And this is all the more galling because, as many fans complained after the first episode, the BBC have sped through the source material so quickly. When the series began on BBC1 last August, Rowling’s first novel The Cuckoo’s Calling was adapted into three hour-long episodes, properly introducing us to the characters and their world without cutting too much important detail from the book (save a certain iconic boob grab).
However, since then the second and third novels (The Silkworm and Career of Evil, which aired last September and over the last couple of weeks respectively) have had to make do with a measly two-hour runtime, despite being of equal or greater length than The Silkworm on the page.
This has led to a lot of the story being cut for time, with the programme makers (rightly) prioritising the inter-personal drama between Robin and Strike. As a consequence, the actual investigations feel a bit anaemic and anti-climactic (something I previously discussed in my Career of Evil review).

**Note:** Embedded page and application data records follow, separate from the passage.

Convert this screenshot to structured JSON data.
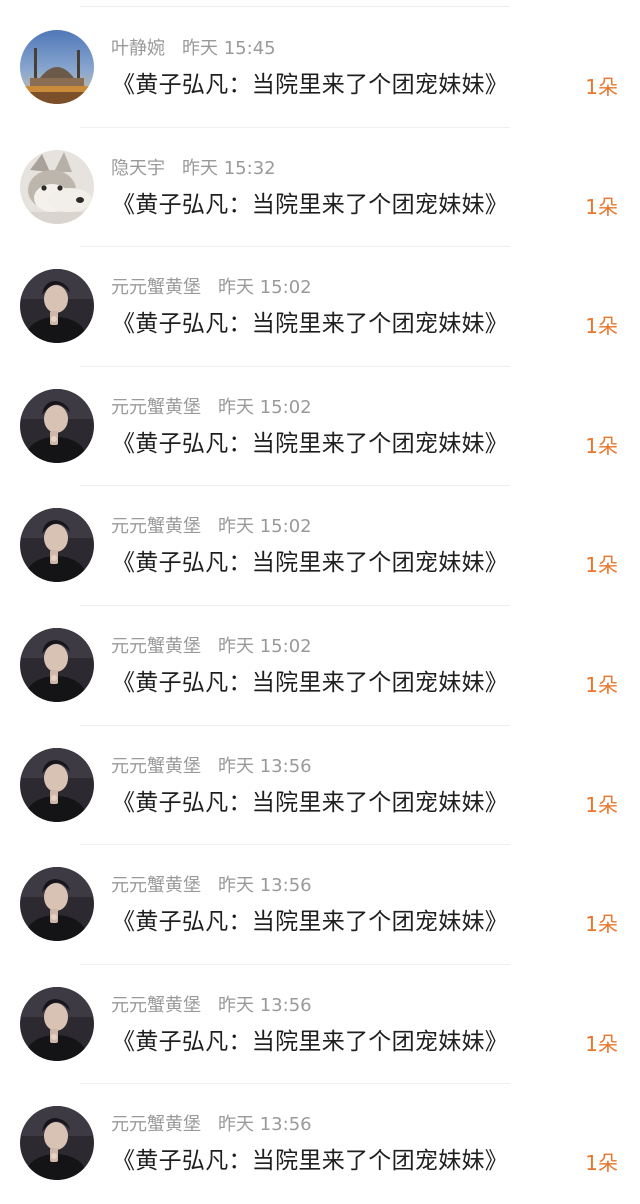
{
  "items": [
    {
      "name": "叶静婉",
      "time": "昨天 15:45",
      "title": "《黄子弘凡：当院里来了个团宠妹妹》",
      "count": "1朵",
      "avatar": "cityscape-avatar-icon"
    },
    {
      "name": "隐天宇",
      "time": "昨天 15:32",
      "title": "《黄子弘凡：当院里来了个团宠妹妹》",
      "count": "1朵",
      "avatar": "husky-dog-avatar-icon"
    },
    {
      "name": "元元蟹黄堡",
      "time": "昨天 15:02",
      "title": "《黄子弘凡：当院里来了个团宠妹妹》",
      "count": "1朵",
      "avatar": "portrait-avatar-icon"
    },
    {
      "name": "元元蟹黄堡",
      "time": "昨天 15:02",
      "title": "《黄子弘凡：当院里来了个团宠妹妹》",
      "count": "1朵",
      "avatar": "portrait-avatar-icon"
    },
    {
      "name": "元元蟹黄堡",
      "time": "昨天 15:02",
      "title": "《黄子弘凡：当院里来了个团宠妹妹》",
      "count": "1朵",
      "avatar": "portrait-avatar-icon"
    },
    {
      "name": "元元蟹黄堡",
      "time": "昨天 15:02",
      "title": "《黄子弘凡：当院里来了个团宠妹妹》",
      "count": "1朵",
      "avatar": "portrait-avatar-icon"
    },
    {
      "name": "元元蟹黄堡",
      "time": "昨天 13:56",
      "title": "《黄子弘凡：当院里来了个团宠妹妹》",
      "count": "1朵",
      "avatar": "portrait-avatar-icon"
    },
    {
      "name": "元元蟹黄堡",
      "time": "昨天 13:56",
      "title": "《黄子弘凡：当院里来了个团宠妹妹》",
      "count": "1朵",
      "avatar": "portrait-avatar-icon"
    },
    {
      "name": "元元蟹黄堡",
      "time": "昨天 13:56",
      "title": "《黄子弘凡：当院里来了个团宠妹妹》",
      "count": "1朵",
      "avatar": "portrait-avatar-icon"
    },
    {
      "name": "元元蟹黄堡",
      "time": "昨天 13:56",
      "title": "《黄子弘凡：当院里来了个团宠妹妹》",
      "count": "1朵",
      "avatar": "portrait-avatar-icon"
    }
  ],
  "colors": {
    "count_accent": "#e8762d",
    "meta_text": "#9a9a9a",
    "title_text": "#1f1f1f"
  }
}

Of course, this sort of cutting is usual for book-to-TV adaptations, but with just three novels published it seems a shame not to spread the story out a bit. Just think – if each book had been adapted for more episodes, and were aired further apart, we’d have much less of a wait for any new mysteries.
Instead, we are facing another series like the eternally put-off Sherlock, and in Rowling we’ve found one of the only writers busier than Steven Moffat was – he co-created and wrote Sherlock with Mark Gatiss while simultaneously running Doctor Who.
Of course the BBC couldn’t be sure whether Strike would be a success, and they wanted to make as much as possible in the most efficient manner. Despite their different air dates, all three stories were filmed in 2016. However, if they’d even just tested the waters with The Cuckoo’s Calling, we’d be in a better position than we are now.
Still, there may be hope for the future. According to Tom Burke, Strike’s production team have noted the hunger for more drawn-out mysteries, and whenever upcoming fourth novel Lethal White is adapted, it could be the longest TV outing yet.
“[The producers are] very happy with it but interestingly enough, the one thing they do feel in terms of – if we do more – is it maybe can be spaced out a bit more,” he said. “Maybe that’s where to go next in terms of the next book.”
“I don’t know anything about the next book,” he added, “but I think some people do and they feel like it could be a four part one.”
For many fans, though, this will be small comfort in the long years before we see another adventure for our brave detectives. Sadly, for the foreseeable future, the Soho investigation business is on Strike.
Strike: Career of Evil is available to watch on BBC iPlayer now